Read the story of how the Canal & River Trust came to be
Work for us
We have vacancies across all of our waterways and in the offices, museums and attractions that support them. We're one of the UK's biggest charities and we take pride in everything we do
If you're thinking of getting in touch then please take a moment to look through these pages as we probably have the answer on our website
Planning & design
All you need to know about planning and design on our canals and rivers
Find a winter mooring
Find a cosy section of canal to hunker down in this winter
10 reasons to take up canoeing
It's a great way to get fit and explore our waterways at the same time
Share the Space
Take a look at our common sense guide to sharing the towpath
Find a place to fish
From reservoirs to club-managed canals and river stretches - find your nearest place to fish
Get your free guide
Download your free guide today and start exploring the waterway nature near you
Download your free guides
You've nine free days out guides to choose from - where will you go first?
Find a walk near you
Are you ready to ramble? Find a waterside stroll or a satisfying hike along our beautiful canals and rivers
Take a look at our upcoming events here.
Find your favourite waterway
With over 95 canals, rivers, reservoirs, docks and navigations, find out more about your favourite waterway
Something for everyone
Help us make a difference and have fun along the way. Find your perfect volunteer role today
Join our team
Could you join your local Towpath Taskforce team and help us to keep our canals looking lovely?
Desmond Family Canoe Trail
If you're aged 16-25 and would like to get involved with this exciting project, please get in touch
Could you be a volunteer lock keeper?
Find out what's involved with this popular volunteering opportunity
Why we think canals are better with Friends
Become a Friend of the Canal & River Trust today and you’ll open yourself up to new experiences and endless opportunities.
We love and care for your canals and rivers, because everyone deserves a place to escape.
This area was once the home to Bank Hall Pit and included a dry dock for boat maintenance, a canal depot, two wharves, a separate branch of canal and a ginny track.
This area was once the home to Bank Hall Pit and included a dry dock for boat maintenance, a canal depot, two wharves, a separate branch of canal and a ginny track. Can you see the evidence? The area is now sloping parkland and if you are able to stop and spend some time here you will find evidence of its past.
Listen to local historian Steve Chappels talk about how much this area has changed since he was a boy
Bank Hall Pit Top – Burnley Written by Jan Ferrierr

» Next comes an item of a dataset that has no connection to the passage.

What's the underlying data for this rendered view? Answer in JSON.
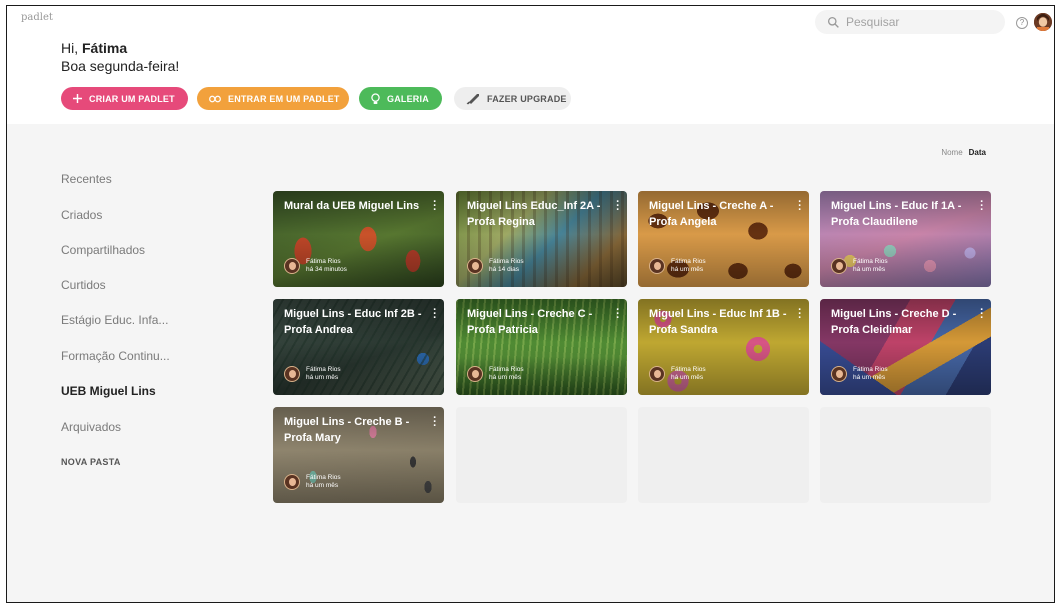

On Bank Hall Pit Top, above the River BrunAlong the aqueduct, the narrow boats runPast derelict factory and ghost satanic millAnd the colliery wheel that now stands still,Fast, in its iron mountings, a permanent monumentTo a bygone age when matchstick men spentBack breaking shifts digging the blue black coal.The parkland grass is now dug by the velvet mole.Where the shuttle flew, now flies the solitary magpie.He brings no news of joy.Where the bobbins hummed, now hums the busy honey bee.He brings no work for man or boy.No smoking chimney stack obliterates the blue sky.Now in its eyrie rim there grows a stunted tree.Down by the dole, where all the people go,Their pace once hurried, now is slow,As winding up the hill they go.To Bank Hall Pit Top, above the River Brun,To the aqueduct, where the narrow boats run,Bound for a gleaming new Jerusalern,That has already bypassed most of them.A rudder holds its wake like a trailing tattered hem,And Autumn's first wind shakes the red rose from its stem.
What has football got to do with Bank Hall Pit?
Steve Chappels talks about some of the very talented miners who worked there
Coal developed into the main cargo on the Leeds and Liverpool canal largely due to the eruption in mill numbers along the canal. Bank Hall pit supplied much of Burnley’s coal and became the town’s largest and grandest pit. The abundance of coal in Burnley, the growth of the canal transport system and the rise in canal-side mills all combined to create a prosperous and winning partnership.
The canal is a haven for birds and you are likely to spot dippers, moorhen, coots, swifts, swallows and house martins depending on the time of year. From the heron, which is common on this stretch to the very striking waxwing, you never know what you might find.
Last date edited: 21 July 2015